- Well, sir, I’m sure I’d be rid of it fast enough if I could naut cob it away like a stoan.
* 1895 , John Trafford Clegg, "James Leach", in The Works of John Trafford Clegg , James Clegg, page
- Each had a stone in his grasp in an instant, and simultaneously they cobbed at Master Bunnie.
* 2004 , "Ross Howard" (username), "
- Iv not, aw’ll cob mi fleawers i’ th’ fire, brun mi love wi ’em, turn mi back on thee once an’ for ever, an’ lev thee to get a betther husbant wi two white e’en, iv tha con find one.
Re: Fox News on Terrorism", in alt.usage.english, Usenet :
To chip off unwanted pieces of stone, so as to form a desired shape or improve the quality of mineral ore.
* 1778 , William Pryce, Mineralogia Cornubiensis , James Phillips, page
- Although, wait -- best avoid rocks. Terrorists are known to cob them at the democratic forces of law and order in the free world.
* 1894 , A. G. Charleton, "The Choice of Coarse and Fine-Crushing Machinery and Processes of Ore Treatment", part IV, in Transactions of the Federated Institution of Mining Engineers , volume VI (M. Walton Brown, ed.), Andrew Reid, Sons & Co., page
- A ?hade or ?helter from the weather, under which the Cobbers cob the Ore.
* 1961 , John Calvin Reed, Geology of the Mount McKinley quadrangle, Alaska , page 13,
- it is not less ridiculous for instance to place a man, who may be perhaps an adept at spalling stones, in charge of a mill at the salary of a first-class foreman, than it would be to put the latter to cob ore at the wage of a labourer.
* 2004 , Lynne Mayers, Balmaidens , The Hypatia Trust, ISBN 1-872229-48-4, page 28:
- For this reason medium-grained granite is most adaptable, if it may be split and cobbed readily along rift and grain directions.

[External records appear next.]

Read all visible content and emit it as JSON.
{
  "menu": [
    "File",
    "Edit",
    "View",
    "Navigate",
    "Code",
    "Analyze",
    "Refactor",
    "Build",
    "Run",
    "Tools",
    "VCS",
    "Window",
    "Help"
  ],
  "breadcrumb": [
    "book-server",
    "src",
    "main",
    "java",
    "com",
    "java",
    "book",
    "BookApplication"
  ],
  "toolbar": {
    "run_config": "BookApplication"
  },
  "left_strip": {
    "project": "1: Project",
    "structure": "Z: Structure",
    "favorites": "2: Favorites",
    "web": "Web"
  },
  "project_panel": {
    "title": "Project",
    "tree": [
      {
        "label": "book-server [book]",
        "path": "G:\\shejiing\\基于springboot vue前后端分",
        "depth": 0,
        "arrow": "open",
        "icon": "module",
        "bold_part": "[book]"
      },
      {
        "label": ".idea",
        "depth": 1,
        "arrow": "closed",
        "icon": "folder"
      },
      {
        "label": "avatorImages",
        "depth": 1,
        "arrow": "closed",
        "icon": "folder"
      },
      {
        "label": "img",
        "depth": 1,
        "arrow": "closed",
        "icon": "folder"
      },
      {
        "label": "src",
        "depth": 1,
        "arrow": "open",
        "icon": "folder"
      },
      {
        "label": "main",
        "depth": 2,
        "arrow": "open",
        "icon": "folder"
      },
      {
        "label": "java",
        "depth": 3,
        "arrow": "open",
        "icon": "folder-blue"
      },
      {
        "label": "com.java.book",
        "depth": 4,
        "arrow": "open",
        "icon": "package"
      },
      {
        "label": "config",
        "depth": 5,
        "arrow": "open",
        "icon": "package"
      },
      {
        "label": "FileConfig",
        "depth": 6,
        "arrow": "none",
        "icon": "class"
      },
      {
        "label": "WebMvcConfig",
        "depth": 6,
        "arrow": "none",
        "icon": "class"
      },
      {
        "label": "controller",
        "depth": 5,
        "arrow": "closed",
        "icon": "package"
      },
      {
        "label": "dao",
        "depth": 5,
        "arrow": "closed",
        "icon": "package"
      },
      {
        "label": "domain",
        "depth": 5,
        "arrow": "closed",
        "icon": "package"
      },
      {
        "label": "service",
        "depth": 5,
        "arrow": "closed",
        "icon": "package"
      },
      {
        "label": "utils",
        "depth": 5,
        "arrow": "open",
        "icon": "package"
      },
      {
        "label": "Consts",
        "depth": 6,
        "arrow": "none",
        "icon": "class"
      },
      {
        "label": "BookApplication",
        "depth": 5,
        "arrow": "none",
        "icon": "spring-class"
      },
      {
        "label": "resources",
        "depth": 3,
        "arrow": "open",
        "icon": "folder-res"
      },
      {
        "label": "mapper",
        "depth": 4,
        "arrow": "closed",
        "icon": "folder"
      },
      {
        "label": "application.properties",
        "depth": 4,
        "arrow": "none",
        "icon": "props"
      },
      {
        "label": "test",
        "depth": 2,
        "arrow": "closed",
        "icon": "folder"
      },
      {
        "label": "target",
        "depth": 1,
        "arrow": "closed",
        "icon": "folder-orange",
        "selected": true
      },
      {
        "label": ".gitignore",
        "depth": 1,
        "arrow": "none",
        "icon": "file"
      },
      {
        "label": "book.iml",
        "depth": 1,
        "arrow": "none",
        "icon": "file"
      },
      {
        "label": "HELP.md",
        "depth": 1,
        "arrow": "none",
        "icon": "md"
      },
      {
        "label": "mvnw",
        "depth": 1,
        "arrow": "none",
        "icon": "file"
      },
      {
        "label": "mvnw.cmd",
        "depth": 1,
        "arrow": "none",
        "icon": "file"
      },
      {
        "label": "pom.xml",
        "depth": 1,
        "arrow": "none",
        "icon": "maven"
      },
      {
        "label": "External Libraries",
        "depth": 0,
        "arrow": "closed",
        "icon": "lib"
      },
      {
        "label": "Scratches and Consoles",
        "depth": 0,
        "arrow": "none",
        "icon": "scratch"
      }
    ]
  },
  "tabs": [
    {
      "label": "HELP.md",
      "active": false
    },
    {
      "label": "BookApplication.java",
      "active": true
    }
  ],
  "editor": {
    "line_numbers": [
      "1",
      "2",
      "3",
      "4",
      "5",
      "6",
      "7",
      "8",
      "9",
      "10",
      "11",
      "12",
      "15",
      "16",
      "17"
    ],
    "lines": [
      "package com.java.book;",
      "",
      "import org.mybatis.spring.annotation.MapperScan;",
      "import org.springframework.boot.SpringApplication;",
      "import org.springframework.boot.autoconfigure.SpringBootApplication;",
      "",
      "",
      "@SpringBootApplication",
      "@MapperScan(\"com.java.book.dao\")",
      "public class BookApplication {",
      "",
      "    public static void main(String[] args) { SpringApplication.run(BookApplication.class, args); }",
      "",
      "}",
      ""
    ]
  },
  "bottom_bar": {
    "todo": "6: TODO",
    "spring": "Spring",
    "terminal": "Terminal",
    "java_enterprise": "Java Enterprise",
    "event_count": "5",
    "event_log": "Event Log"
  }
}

* 2009 , Kenneth A. Walsh, Beryllium Chemistry and Processing , page 25, ISBN 0871707217.
- It was not unusual for the older girls to stay on after 5 p.m. for another two hours or so, to buck or cob an extra one or two barrows.
* 2011 , Patricia Mercier, Crystal Skulls & the Enigma of Time , Appendix 2, ISBN 178028005X.
- Capacity is also available for the export of an additional 1000 metric tons of cobbed beryl per year.
- A more likely explanation is that ancient crystal skull carvers first chipped (cobbed ) piecees off a block of material that was destined to be shaped into a skull.
* (mining) sledge, spall
* 1994 , Anna M. Hill & David M. Lodge, "Diel Changes in Resource Demand: Competition and Predation in Species Replacement among Crayfishes", Ecology , volume 75, page 2122:
* 2002 , Christian Vogt & Wolfhard Symader, "Evaluation of Small Rivers by Combining Biological Sampling with a Structure Analysis of River Beds", in Fiona J. Dyer, Martin C. Thomas, & Jon M. Olley (eds.), The Structure, Function and Management Implications of Fluvial Sedimentary Systems , International Association of Hydrological Sciences, ISBN 1-901502-96-1, page 71:
- Habitats were sand, cobble (cob ), sand with macrophytes (s\m) and muck with macrophytes (m\m).
* 2008 , Cécile Claret & Andrew J. Boulton, "Integrating Hydraulic Conductivity with Biogeochemical Gradients and Microbial Activity along River–Groundwater Exchange Zones in a Subtropical Stream", Hydrogeology Journal , volume 17, page 153:
- List and short characteristics of sampling sites (br = bedrock, cob = cobble, gra = gravel, peb = pebble, sa = sand).
- Surface substrate is expressed as the dominant particles (cob'' cobble, ''peb'' pebble, ''boul boulder)….